=== RECORDS FOR PROCESSING ===
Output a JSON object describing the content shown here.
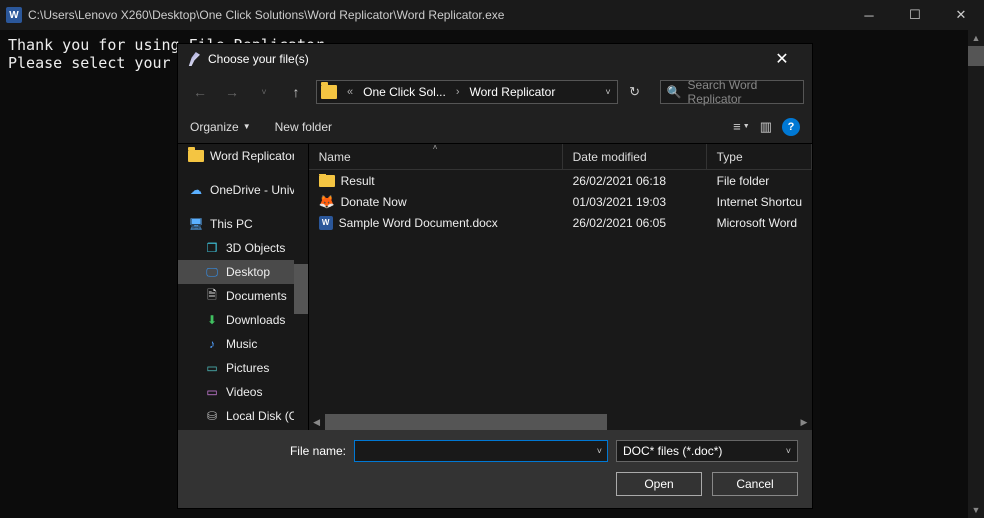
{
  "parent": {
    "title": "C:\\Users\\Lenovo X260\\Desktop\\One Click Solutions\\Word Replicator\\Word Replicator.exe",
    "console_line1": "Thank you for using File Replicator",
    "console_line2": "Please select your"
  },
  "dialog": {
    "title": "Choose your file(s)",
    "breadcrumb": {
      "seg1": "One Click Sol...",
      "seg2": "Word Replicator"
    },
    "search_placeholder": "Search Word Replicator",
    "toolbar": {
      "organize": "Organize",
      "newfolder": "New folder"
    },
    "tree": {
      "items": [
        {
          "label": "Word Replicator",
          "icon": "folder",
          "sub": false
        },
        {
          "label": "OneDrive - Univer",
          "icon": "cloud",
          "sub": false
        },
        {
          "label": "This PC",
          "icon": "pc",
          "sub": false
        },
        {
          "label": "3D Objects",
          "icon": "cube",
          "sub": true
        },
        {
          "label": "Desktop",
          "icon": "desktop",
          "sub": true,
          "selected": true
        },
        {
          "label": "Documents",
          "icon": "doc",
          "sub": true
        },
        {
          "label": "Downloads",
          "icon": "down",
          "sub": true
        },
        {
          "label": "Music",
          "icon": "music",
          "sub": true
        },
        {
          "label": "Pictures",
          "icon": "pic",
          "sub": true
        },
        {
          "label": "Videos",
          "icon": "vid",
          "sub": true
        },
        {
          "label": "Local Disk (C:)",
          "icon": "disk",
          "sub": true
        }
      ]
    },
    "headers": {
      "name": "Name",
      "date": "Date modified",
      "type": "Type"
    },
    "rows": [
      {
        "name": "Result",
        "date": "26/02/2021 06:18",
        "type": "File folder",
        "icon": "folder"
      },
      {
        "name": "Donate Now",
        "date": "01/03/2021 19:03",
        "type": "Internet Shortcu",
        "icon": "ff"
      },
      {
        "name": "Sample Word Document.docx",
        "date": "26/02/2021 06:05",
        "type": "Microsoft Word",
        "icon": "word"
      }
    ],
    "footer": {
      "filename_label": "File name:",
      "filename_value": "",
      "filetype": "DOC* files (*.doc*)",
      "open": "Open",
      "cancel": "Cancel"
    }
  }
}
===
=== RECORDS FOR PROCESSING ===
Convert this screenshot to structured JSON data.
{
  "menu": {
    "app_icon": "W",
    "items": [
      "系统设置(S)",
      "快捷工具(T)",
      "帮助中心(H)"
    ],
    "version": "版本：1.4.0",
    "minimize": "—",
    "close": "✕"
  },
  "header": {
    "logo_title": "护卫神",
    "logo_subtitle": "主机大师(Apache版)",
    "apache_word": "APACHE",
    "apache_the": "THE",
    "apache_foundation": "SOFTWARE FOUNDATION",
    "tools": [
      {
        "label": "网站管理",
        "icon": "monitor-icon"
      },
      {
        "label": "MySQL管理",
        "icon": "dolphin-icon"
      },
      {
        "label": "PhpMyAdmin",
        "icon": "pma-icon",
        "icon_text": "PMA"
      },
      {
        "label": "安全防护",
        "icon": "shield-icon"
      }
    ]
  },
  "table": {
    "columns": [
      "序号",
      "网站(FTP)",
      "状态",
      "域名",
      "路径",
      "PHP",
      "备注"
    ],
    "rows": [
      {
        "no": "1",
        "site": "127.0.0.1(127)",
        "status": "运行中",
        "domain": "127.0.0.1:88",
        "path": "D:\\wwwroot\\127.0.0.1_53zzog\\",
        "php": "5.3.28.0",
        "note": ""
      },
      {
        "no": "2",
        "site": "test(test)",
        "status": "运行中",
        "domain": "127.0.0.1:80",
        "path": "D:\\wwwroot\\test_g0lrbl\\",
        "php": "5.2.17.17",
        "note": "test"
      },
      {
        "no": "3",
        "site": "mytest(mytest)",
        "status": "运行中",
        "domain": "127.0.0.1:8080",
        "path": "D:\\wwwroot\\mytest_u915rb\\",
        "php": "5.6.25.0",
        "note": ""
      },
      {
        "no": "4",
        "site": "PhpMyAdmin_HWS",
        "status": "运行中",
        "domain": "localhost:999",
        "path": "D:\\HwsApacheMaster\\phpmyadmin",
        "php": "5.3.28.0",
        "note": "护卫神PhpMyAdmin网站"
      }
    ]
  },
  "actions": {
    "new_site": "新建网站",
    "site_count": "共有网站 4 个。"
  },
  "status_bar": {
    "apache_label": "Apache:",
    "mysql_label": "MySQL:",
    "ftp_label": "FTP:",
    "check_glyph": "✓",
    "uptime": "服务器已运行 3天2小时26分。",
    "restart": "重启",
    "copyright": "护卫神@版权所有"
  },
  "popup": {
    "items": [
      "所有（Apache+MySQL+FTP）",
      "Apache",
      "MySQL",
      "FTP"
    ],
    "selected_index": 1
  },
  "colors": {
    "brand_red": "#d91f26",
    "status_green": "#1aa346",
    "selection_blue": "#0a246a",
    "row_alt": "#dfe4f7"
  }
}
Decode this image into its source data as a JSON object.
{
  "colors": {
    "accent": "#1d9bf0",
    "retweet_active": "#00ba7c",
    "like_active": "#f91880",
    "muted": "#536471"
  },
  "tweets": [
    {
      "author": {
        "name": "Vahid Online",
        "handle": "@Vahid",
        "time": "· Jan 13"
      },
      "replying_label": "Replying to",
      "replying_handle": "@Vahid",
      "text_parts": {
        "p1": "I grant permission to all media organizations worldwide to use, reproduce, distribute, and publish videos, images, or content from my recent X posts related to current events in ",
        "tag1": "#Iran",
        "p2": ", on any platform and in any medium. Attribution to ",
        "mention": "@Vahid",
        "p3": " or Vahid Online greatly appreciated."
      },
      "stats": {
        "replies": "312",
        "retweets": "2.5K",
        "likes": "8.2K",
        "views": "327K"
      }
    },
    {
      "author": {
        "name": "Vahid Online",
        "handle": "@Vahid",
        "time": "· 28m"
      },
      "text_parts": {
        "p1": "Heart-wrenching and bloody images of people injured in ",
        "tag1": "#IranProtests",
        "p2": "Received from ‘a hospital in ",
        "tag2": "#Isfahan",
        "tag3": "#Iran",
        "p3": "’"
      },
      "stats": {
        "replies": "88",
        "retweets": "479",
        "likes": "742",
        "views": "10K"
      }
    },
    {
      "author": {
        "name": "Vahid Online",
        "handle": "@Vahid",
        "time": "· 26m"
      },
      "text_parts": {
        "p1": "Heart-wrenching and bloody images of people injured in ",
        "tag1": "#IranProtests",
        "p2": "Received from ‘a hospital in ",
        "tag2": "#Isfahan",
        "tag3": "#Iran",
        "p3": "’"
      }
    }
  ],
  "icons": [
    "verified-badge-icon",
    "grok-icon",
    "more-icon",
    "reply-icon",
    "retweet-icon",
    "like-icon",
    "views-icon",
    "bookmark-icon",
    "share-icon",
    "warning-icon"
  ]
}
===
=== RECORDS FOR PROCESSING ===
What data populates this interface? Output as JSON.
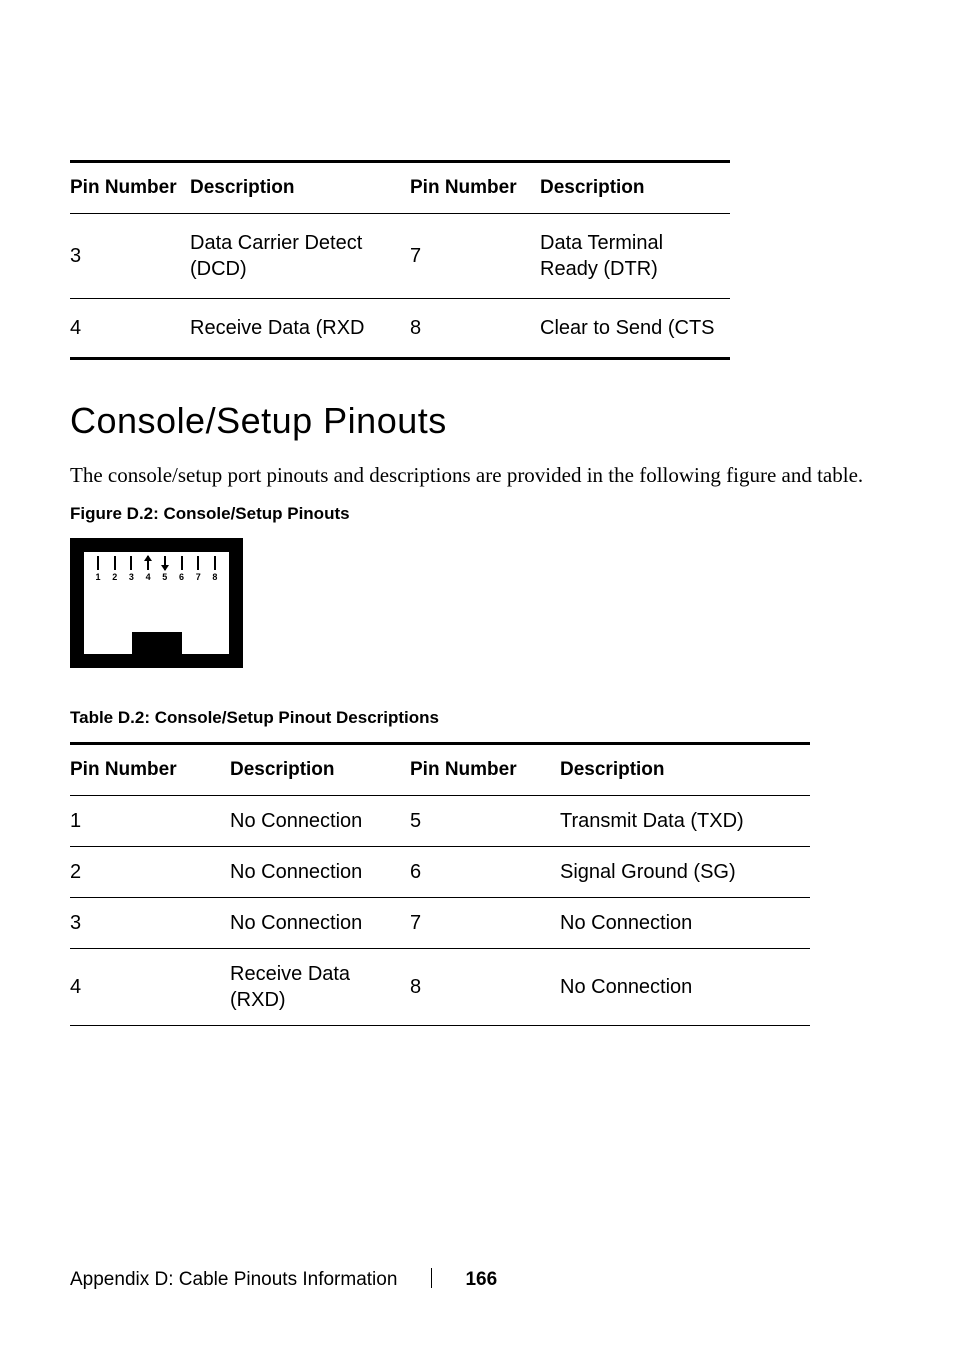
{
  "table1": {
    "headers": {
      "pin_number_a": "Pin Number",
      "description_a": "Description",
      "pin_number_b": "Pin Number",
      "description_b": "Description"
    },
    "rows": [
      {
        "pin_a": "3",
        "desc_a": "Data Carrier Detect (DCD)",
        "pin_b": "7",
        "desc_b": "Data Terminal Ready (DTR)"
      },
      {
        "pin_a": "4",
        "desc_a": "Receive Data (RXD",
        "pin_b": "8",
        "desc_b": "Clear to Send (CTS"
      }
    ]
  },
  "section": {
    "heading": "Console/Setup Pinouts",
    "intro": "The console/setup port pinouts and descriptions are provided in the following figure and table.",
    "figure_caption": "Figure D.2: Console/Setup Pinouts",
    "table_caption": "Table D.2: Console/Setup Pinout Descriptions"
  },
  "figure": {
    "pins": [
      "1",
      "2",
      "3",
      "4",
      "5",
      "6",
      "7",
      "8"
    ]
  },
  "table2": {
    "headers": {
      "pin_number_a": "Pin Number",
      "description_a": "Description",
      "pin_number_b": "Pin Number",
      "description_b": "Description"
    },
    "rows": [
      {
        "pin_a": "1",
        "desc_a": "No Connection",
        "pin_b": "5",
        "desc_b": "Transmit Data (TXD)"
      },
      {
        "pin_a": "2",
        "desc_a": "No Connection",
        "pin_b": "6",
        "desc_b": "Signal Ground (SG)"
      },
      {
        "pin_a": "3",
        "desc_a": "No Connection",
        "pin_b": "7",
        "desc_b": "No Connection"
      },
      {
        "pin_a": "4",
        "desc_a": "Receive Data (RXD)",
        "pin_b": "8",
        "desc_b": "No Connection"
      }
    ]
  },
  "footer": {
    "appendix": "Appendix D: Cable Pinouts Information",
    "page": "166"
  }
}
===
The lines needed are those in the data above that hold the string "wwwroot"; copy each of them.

SOLUTION FOR THIS TASK →
        "path": "D:\\wwwroot\\127.0.0.1_53zzog\\",
        "path": "D:\\wwwroot\\test_g0lrbl\\",
        "path": "D:\\wwwroot\\mytest_u915rb\\",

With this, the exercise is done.